Prove $f$ is a continuous function but $\Delta u=f$ has no $C^2$ solution near the origin.

$\mathbf{Proof:}$ If $x=0$, then $f=0$. If $x\neq 0$, then there exists only one $k_0$ such that $1\leq |t_{k_0}x|\leq 2$. Since $P$ is a harmonic polynomial and $\eta$ has compact support,

$f(x)=c_{k_0}\left(\Delta(\eta P)\right)(t_{k_0}x)\leq Const.c_{k_0}$

So $f\in C^\infty(\mathbb{R}^n\backslash \{0\})$. As $x\to 0$, $c_k\to 0$, so $f(x)\to 0$, which means $f$ is continuous at 0.

Let $\displaystyle w(x)=\sum\limits_{0}^\infty t^{-2}_kc_k(\eta P)(t_kx)$, then it is easy to prove $w$ is well defined and for $x\neq 0$ and the unique $k_0$ such that $1\leq |t_{k_0}x|\leq 2$,

$\displaystyle D^\alpha w(x)=\sum\limits_0^{k_0}c_k+c_{k_0}D^\alpha(\eta P)(t_{k_0}x)\quad (1)$

$\Delta w(x)=c_{k_0}\left(\Delta(\eta P)\right)(t_{k_0}x)=f(x) \quad (2)$

(1) means $w\in C^2(\mathbb{R}^n\backslash\{0\})$ but $w\not\in C^2(\mathbb{R}^n)$, otherwise $D^\alpha w(0)=\sum c_k$ which does not exist.

Suppose there exists $u$ is a $C^2$ solution at $B_{\epsilon}(0)$, (2) means that $\Delta (u-w)=0$ on $B_{\epsilon}\backslash\{0\}$. Since $u-w$ is bounded, by the removable singularity theorem,  $u-w$ is a harmonic function in $B_\epsilon (0)$, thus an analytic function. However this means $w=u-(u-w)$ is a $C^2$ function on $B_\epsilon (0)$. Contradiction.

$\text{Q.E.D}\hfill \square$

$\mathbf{Remark:}$ Gilbarg Trudinger’s book. Chapter 4. Exercise 4.9

$\mathbf{Erratum:}$ $u-w$ is not bounded in general, because $w$ can not be proved bounded directly. But we have $w(x)=o(\log r)$. In fact suppose $2^{-l}\leq|x|< 2^{-l+1}$, some $l\geq 1$, then

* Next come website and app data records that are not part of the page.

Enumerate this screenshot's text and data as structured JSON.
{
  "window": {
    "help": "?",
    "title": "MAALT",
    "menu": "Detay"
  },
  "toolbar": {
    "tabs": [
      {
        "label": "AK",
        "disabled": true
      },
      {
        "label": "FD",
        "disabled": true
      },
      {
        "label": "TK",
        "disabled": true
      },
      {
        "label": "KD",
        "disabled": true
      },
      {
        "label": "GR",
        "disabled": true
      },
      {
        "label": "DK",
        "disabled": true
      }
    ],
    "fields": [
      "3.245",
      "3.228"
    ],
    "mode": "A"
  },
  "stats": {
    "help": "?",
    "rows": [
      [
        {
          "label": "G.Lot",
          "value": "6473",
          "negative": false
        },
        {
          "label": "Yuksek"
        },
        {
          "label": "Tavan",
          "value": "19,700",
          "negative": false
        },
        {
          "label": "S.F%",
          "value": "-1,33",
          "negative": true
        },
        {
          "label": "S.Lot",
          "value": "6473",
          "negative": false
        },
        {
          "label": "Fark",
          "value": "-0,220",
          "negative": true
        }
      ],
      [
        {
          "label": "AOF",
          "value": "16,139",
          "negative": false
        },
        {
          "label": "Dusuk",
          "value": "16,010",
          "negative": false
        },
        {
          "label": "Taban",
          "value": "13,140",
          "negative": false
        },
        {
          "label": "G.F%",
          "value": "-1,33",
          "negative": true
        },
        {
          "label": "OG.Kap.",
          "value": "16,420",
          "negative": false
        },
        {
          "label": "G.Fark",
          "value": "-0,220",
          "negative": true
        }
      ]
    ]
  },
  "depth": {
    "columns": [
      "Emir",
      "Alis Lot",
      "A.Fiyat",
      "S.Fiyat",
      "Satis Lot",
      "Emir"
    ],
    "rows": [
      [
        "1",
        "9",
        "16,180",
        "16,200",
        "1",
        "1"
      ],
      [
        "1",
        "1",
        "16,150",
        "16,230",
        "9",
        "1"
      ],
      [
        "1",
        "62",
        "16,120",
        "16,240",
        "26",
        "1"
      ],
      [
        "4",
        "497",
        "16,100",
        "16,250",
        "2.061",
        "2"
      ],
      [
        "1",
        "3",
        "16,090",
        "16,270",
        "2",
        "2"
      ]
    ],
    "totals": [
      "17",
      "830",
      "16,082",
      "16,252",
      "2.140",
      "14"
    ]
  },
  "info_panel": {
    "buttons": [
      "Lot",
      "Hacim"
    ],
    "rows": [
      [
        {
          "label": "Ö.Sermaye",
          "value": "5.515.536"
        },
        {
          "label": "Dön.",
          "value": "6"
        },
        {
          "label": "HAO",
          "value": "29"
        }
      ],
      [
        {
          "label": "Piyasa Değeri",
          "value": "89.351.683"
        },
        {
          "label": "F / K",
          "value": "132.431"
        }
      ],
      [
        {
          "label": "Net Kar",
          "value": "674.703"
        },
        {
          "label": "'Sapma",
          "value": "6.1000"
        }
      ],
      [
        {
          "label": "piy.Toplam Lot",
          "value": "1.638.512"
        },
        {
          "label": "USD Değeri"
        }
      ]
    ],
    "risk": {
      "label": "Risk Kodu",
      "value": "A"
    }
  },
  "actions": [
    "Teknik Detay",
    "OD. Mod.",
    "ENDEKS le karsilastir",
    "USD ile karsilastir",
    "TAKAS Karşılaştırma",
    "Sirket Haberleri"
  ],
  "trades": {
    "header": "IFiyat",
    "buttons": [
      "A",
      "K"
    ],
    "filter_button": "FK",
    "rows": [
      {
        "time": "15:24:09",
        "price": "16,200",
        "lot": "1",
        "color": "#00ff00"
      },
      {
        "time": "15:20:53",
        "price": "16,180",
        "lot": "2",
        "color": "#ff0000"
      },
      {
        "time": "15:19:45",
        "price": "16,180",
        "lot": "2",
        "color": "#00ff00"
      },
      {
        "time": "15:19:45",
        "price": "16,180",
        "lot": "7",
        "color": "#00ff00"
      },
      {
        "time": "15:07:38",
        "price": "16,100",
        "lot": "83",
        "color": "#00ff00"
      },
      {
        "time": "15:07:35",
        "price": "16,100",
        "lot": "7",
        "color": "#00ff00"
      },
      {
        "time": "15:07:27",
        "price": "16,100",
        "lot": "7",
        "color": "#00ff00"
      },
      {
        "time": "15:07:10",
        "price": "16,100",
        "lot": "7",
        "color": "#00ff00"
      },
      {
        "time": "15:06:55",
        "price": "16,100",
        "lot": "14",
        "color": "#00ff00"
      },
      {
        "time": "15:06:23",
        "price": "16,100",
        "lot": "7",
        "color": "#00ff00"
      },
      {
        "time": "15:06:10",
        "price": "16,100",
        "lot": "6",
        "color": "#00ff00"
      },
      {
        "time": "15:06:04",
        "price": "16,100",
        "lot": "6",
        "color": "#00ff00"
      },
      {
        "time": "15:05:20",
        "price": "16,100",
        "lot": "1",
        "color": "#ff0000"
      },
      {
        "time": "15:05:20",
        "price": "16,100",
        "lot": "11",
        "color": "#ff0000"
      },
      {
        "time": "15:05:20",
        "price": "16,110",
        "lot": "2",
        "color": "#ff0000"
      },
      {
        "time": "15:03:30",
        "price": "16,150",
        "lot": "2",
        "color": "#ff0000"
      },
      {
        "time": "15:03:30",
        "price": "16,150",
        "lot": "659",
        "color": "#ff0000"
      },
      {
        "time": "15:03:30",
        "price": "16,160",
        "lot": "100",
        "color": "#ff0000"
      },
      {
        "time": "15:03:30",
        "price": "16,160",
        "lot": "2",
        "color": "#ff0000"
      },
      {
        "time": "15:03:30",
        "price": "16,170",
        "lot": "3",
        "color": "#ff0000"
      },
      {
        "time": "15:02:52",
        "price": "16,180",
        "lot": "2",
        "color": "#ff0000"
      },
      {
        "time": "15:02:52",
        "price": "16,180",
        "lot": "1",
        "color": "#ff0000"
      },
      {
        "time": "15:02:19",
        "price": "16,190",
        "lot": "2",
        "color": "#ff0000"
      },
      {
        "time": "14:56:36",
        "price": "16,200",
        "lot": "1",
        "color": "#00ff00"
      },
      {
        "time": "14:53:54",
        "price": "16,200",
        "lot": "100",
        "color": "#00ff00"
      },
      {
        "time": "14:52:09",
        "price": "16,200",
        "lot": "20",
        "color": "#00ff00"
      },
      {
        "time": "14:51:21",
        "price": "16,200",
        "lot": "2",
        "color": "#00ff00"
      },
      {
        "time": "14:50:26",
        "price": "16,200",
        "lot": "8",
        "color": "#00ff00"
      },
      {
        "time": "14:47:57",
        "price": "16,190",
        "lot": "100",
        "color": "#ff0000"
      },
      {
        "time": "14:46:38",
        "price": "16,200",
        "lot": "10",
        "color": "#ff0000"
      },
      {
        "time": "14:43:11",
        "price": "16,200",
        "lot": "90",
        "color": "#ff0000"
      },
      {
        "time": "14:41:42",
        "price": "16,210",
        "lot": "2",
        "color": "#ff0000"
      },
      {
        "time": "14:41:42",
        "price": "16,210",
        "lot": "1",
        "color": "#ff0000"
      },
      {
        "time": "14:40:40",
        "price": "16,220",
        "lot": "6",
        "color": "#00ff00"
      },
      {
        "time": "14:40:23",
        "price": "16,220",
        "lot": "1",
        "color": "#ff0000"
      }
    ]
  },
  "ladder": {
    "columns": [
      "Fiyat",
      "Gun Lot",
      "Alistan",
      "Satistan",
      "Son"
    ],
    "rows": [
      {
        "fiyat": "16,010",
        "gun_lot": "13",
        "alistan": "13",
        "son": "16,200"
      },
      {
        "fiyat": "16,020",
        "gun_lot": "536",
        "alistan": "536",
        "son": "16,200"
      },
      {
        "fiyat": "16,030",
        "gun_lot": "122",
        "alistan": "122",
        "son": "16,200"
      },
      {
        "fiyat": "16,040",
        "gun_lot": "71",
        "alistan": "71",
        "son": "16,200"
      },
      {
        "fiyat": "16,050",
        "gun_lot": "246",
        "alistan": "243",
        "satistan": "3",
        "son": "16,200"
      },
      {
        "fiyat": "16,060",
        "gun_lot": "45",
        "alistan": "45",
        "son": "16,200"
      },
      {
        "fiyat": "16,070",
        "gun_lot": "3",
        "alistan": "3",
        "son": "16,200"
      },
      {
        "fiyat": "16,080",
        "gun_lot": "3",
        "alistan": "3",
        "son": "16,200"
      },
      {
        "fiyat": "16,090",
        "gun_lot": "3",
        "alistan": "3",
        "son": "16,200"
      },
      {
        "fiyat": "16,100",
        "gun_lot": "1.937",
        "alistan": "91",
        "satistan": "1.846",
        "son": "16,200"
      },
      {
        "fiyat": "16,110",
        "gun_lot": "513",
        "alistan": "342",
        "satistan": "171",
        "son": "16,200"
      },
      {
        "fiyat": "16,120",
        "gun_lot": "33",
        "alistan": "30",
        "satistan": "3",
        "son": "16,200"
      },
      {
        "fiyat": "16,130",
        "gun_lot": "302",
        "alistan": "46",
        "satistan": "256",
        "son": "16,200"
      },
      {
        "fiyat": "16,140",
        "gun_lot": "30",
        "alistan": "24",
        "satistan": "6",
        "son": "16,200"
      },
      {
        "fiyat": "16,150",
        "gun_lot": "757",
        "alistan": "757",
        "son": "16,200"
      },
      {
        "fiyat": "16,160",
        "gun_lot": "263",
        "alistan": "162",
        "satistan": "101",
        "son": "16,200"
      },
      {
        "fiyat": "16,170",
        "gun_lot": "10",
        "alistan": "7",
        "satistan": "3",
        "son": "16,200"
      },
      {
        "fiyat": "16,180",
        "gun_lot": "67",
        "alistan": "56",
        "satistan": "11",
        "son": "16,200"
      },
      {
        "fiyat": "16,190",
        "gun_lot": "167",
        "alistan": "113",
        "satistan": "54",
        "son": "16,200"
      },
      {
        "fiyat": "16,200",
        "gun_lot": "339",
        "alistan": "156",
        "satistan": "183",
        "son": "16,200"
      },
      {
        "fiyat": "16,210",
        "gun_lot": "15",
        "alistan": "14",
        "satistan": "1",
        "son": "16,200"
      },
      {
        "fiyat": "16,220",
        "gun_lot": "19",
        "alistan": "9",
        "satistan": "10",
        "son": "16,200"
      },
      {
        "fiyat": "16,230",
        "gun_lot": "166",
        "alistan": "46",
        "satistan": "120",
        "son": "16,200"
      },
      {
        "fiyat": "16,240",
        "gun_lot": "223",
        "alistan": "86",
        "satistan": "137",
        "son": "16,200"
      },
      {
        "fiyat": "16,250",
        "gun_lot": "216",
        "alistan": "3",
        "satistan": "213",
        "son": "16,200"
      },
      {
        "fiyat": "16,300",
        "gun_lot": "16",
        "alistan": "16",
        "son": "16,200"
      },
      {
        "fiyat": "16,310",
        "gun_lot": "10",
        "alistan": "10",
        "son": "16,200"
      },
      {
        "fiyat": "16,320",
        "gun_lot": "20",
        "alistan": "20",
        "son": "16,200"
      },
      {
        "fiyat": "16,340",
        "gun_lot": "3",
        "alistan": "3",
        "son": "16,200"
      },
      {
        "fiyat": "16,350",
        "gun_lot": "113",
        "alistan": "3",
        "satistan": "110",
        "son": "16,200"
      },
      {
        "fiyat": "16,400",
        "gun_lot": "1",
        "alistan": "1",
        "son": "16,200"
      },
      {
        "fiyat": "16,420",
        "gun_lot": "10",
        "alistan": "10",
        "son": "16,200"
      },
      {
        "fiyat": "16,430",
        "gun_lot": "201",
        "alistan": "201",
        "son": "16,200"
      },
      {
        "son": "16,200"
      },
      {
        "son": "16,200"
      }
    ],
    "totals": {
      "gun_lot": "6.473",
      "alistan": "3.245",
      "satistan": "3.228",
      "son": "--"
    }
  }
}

$\displaystyle w(x)=\sum_{k=0}^{l-1} c_k+c_l\frac{(\eta P)(t_lx)}{t_l^2}=\sum_{k=0}^{l-1} c_k+c_l\eta (t_lx)P(x)$

Because $c_k\to 0$,

$\displaystyle \left|\frac{w(x)}{\log |x|}\right|\leq \frac{|\sum_{k=0}^{l-1} c_k+c_l\eta (t_lx)P(x)|}{l\log 2}\to 0\text{ as }l\to \infty$

So $u-w=o(\log r)$ as $r\to 0$. Then one can use the Removable singularity theorem(Bochner), or the conclusion of 3.7 in GT’s book.

$w = t_0^{-2}c_0P(t_0x) + \cdots + t_{k_0}c_{k_0}P(t_{k_0}x)$. When you take derivatives, the $P$ term shouldn’t go away.